All of this, and the senator’s merciless work was still only half done. This time, however, he abandoned all pretense and went fully into nonsense mode. At an energy conference late last week, amid a surging interest in electric-powered cars thanks to the spike in gas prices, he coughed up a nugget of balderdash so dense it had its own gravity.
“I’m very reluctant to go down the path of electric vehicles,” Manchin told the assembled. “I’m old enough to remember standing in line in 1974 trying to buy gas — I remember those days. I don’t want to have to be standing in line waiting for a battery for my vehicle, because we’re now dependent on a foreign supply chain, mostly China…. I’ve read history, and I remember Henry Ford inventing the Model-T, but I sure as hell don’t remember the US government building filling stations. The market did that.”

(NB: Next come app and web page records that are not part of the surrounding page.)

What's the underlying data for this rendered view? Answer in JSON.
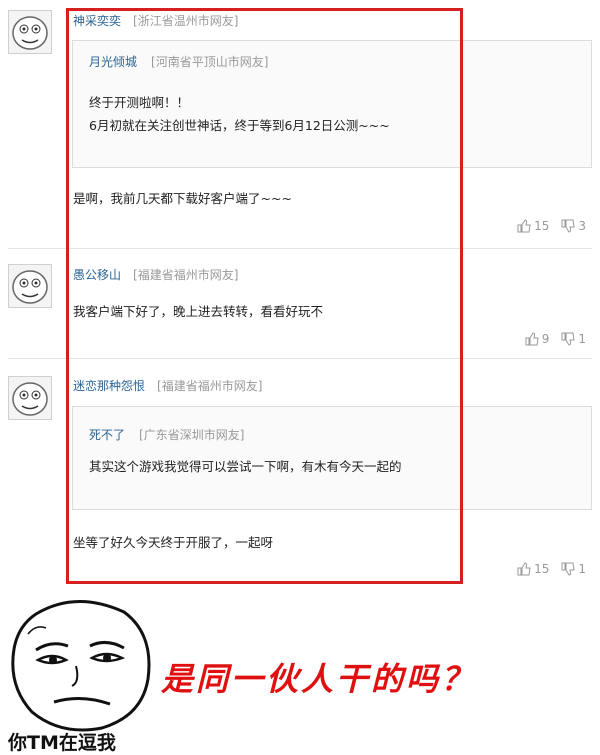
{
  "comments": [
    {
      "user": "神采奕奕",
      "location": "[浙江省温州市网友]",
      "quote": {
        "user": "月光倾城",
        "location": "[河南省平顶山市网友]",
        "lines": [
          "终于开测啦啊！！",
          "6月初就在关注创世神话，终于等到6月12日公测~~~"
        ]
      },
      "text": "是啊，我前几天都下载好客户端了~~~",
      "up": "15",
      "down": "3"
    },
    {
      "user": "愚公移山",
      "location": "[福建省福州市网友]",
      "text": "我客户端下好了，晚上进去转转，看看好玩不",
      "up": "9",
      "down": "1"
    },
    {
      "user": "迷恋那种怨恨",
      "location": "[福建省福州市网友]",
      "quote": {
        "user": "死不了",
        "location": "[广东省深圳市网友]",
        "lines": [
          "其实这个游戏我觉得可以尝试一下啊，有木有今天一起的"
        ]
      },
      "text": "坐等了好久今天终于开服了，一起呀",
      "up": "15",
      "down": "1"
    }
  ],
  "meme": {
    "caption": "你TM在逗我",
    "question": "是同一伙人干的吗？"
  },
  "colors": {
    "highlight_border": "#d42020",
    "username": "#2a6496",
    "question_text": "#e01010"
  },
  "icons": [
    "avatar-troll-icon",
    "thumb-up-icon",
    "thumb-down-icon",
    "meme-face-icon"
  ]
}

Ah bah wha huh? The supply chain doesn’t affect internal combustion cars and the batteries they also need? The market did what, now? I think he meant to say “President Eisenhower and his massive plan to construct a transcontinental federal highway system did that.” Absent that wildly successful government program, the filling stations Manchin credits the market for creating would be squatting in the creosote bushes somewhere outside Barstow, on the edge of the desert, waiting for the drugs to take hold. It doesn’t have to make sense. It is a one-word sign Manchin is holding up to the White House, a masterpiece of simplicity: “NOPE.”
It has been wisely said that one may know a person by the company they keep. In the case of Manchin, that “conference” where he garblewarbled through his disdain for clean-running cars is telling. The annual event he spoke at was called CERAWeek, sponsored by S&P Global. The conference’s mission statement reads, “Now in its 40th year, CERAWeek is widely considered to be the most prestigious annual gathering of CEOs and Ministers from global energy and utilities, as well as automotive, manufacturing, policy and financial communities, along with a growing presence of tech.”

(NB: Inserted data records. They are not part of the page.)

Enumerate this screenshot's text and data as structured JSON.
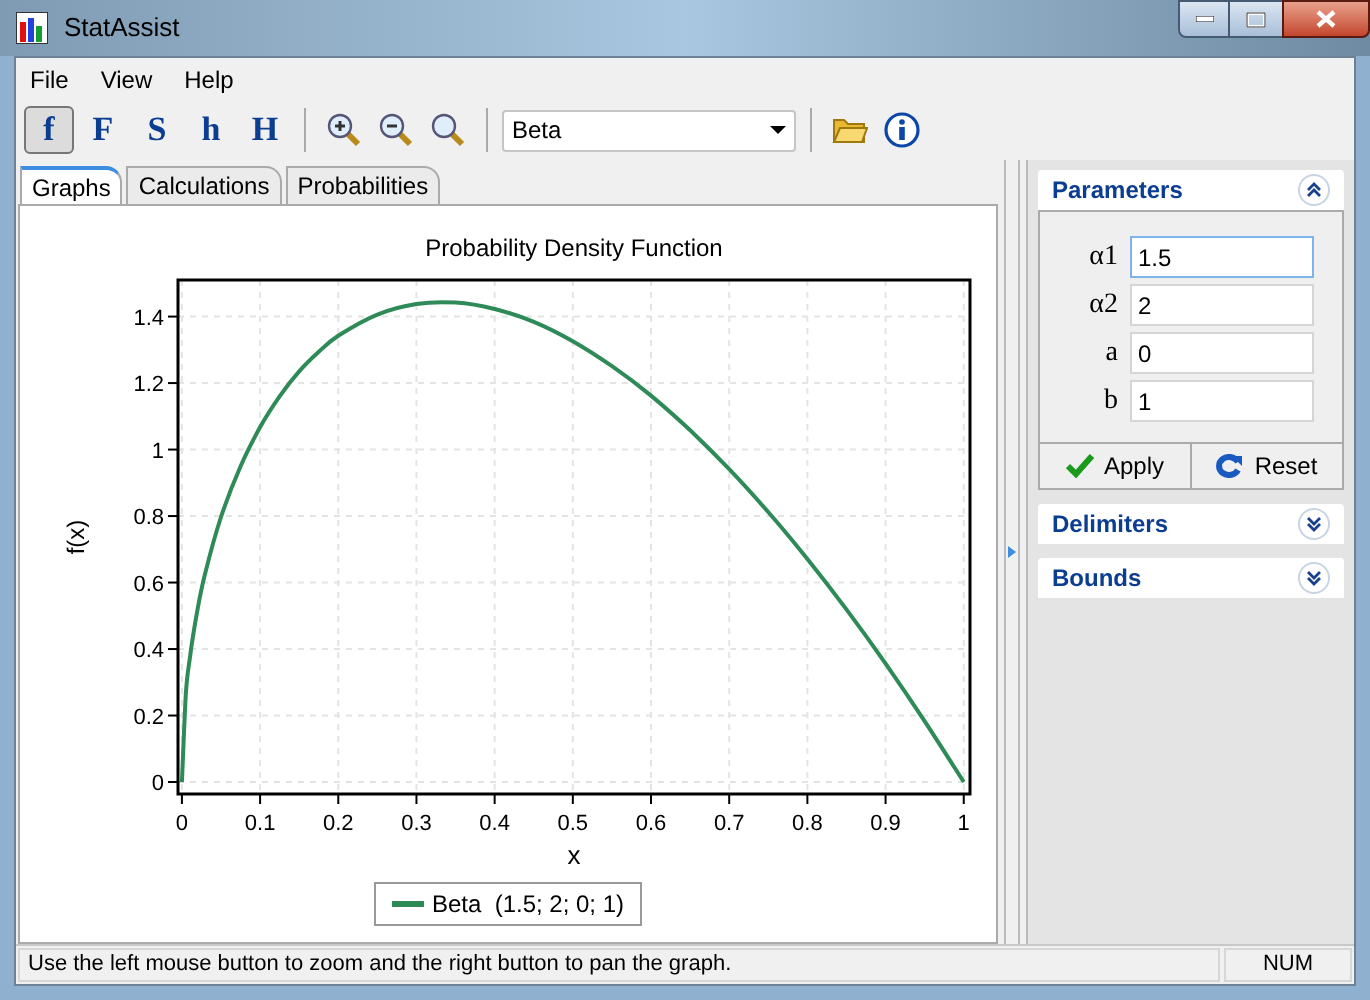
{
  "window": {
    "title": "StatAssist"
  },
  "menu": [
    "File",
    "View",
    "Help"
  ],
  "toolbar": {
    "modes": [
      {
        "label": "f",
        "selected": true
      },
      {
        "label": "F",
        "selected": false
      },
      {
        "label": "S",
        "selected": false
      },
      {
        "label": "h",
        "selected": false
      },
      {
        "label": "H",
        "selected": false
      }
    ],
    "distribution": "Beta"
  },
  "tabs": [
    {
      "label": "Graphs",
      "selected": true
    },
    {
      "label": "Calculations",
      "selected": false
    },
    {
      "label": "Probabilities",
      "selected": false
    }
  ],
  "chart": {
    "chart_data": {
      "type": "line",
      "title": "Probability Density Function",
      "xlabel": "x",
      "ylabel": "f(x)",
      "grid": true,
      "x": [
        0,
        0.005,
        0.01,
        0.02,
        0.03,
        0.05,
        0.075,
        0.1,
        0.125,
        0.15,
        0.175,
        0.2,
        0.25,
        0.3,
        0.35,
        0.4,
        0.45,
        0.5,
        0.55,
        0.6,
        0.65,
        0.7,
        0.75,
        0.8,
        0.85,
        0.9,
        0.95,
        1
      ],
      "series": [
        {
          "name": "Beta  (1.5; 2; 0; 1)",
          "color": "#2e8b57",
          "values": [
            0,
            0.264,
            0.371,
            0.52,
            0.63,
            0.797,
            0.95,
            1.067,
            1.16,
            1.235,
            1.294,
            1.342,
            1.406,
            1.438,
            1.442,
            1.423,
            1.384,
            1.326,
            1.251,
            1.162,
            1.058,
            0.941,
            0.812,
            0.671,
            0.519,
            0.356,
            0.183,
            0
          ]
        }
      ],
      "xlim": [
        -0.005,
        1.008
      ],
      "ylim": [
        -0.036,
        1.51
      ],
      "xticks": [
        0,
        0.1,
        0.2,
        0.3,
        0.4,
        0.5,
        0.6,
        0.7,
        0.8,
        0.9,
        1
      ],
      "yticks": [
        0,
        0.2,
        0.4,
        0.6,
        0.8,
        1,
        1.2,
        1.4
      ]
    }
  },
  "panel": {
    "sections": [
      {
        "title": "Parameters",
        "expanded": true
      },
      {
        "title": "Delimiters",
        "expanded": false
      },
      {
        "title": "Bounds",
        "expanded": false
      }
    ],
    "parameters": [
      {
        "label": "α1",
        "value": "1.5"
      },
      {
        "label": "α2",
        "value": "2"
      },
      {
        "label": "a",
        "value": "0"
      },
      {
        "label": "b",
        "value": "1"
      }
    ],
    "buttons": [
      {
        "kind": "apply",
        "label": "Apply"
      },
      {
        "kind": "reset",
        "label": "Reset"
      }
    ]
  },
  "status_bar": {
    "message": "Use the left mouse button to zoom and the right button to pan the graph.",
    "indicator": "NUM"
  }
}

Among the speakers who joined Manchin on the CERAWeek stage were CEOs and other high-ranking officials from Saudi Aramco, ExxonMobil, PG&E, ConocoPhillips, the Carlyle Group, Edison, Shell, Chevron, several U.S. senators and executive cabinet members, oh, right, and the secretary-general of OPEC. That audience lapped up what he was peddling like cats into the cream.
Those are his people. Not you, not me, and certainly not Earth herself. There is no longer even the meanest shadow of a chance he can be persuaded to relent on his anti-climate crusade; at CERAWeek, Manchin was newly bathed in the blood of the lamb (oil, that is), and promptly hit the kill switch on one of Biden’s climate-concerned nominees. There is no mystery to it any longer, if there ever was to begin with.

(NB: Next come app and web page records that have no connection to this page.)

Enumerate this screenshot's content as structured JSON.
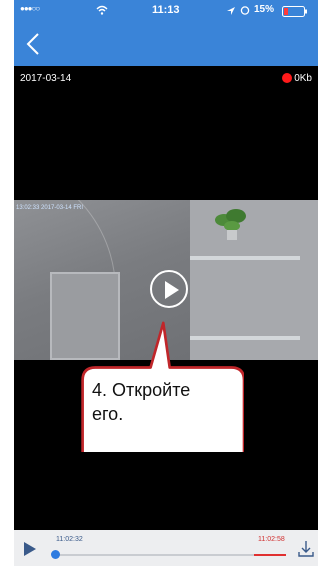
{
  "status_bar": {
    "carrier_dots": "●●●○○",
    "wifi": "wifi-icon",
    "time": "11:13",
    "battery": "15%"
  },
  "nav": {
    "back_icon": "chevron-left-icon"
  },
  "video": {
    "date": "2017-03-14",
    "data_rate": "0Kb",
    "overlay_text": "13:02:33 2017-03-14 FRI"
  },
  "callout": {
    "line1": "4. Откройте",
    "line2": "его."
  },
  "playback": {
    "start_time": "11:02:32",
    "end_time": "11:02:58"
  },
  "colors": {
    "nav": "#3a84d8",
    "record": "#ff1a1a",
    "accent": "#2e7be0",
    "callout_border": "#c0262a"
  }
}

Manchin, Manchin, Manchin.
Joe Manchin, with the help of inscrutable vandals like Kyrsten Sinema, spent all of last year laboring to dismember President Biden’s two signature pieces of legislation: the infrastructure bill and the Build Back Better Act. Both had substantial funding for climate action until Manchin got hold of them. He didn’t like the cost, no, it’s the deficit, no, it’s not bipartisan enough, no, no, no, no and furthermore no.
Over and over, the Congressional Progressive Caucus attempted to come up with novel ways to appease his “concerns,” only to have him move the goal posts once again. In the end, the infrastructure bill passed with only a fraction of its climate policies intact, and the Build Back Better Act hovers half-baked in congressional rewrite purgatory — although signs are afoot that it may soon reemerge with a new name.
Now, the Raskin nomination is smashed, and by equating electric cars to the gas lines of the 1970s, Manchin has made it abundantly clear that none of this climate shit is getting past him while he’s the goalie.
It’s time to set sights on the goalie.
Make him and his fathomless intransigence a top political issue. Staple it to his forehead every time a California town burns to the ground or a Missouri hamlet becomes so much detritus flowing downstream on the latest Mississippi River flood tide. When the farms fail and the peaks of the Sierras are bare of snow, say the name again and again: Manchin, Manchin, goddamn Manchin.
The senator from West Virginia must have his reckoning.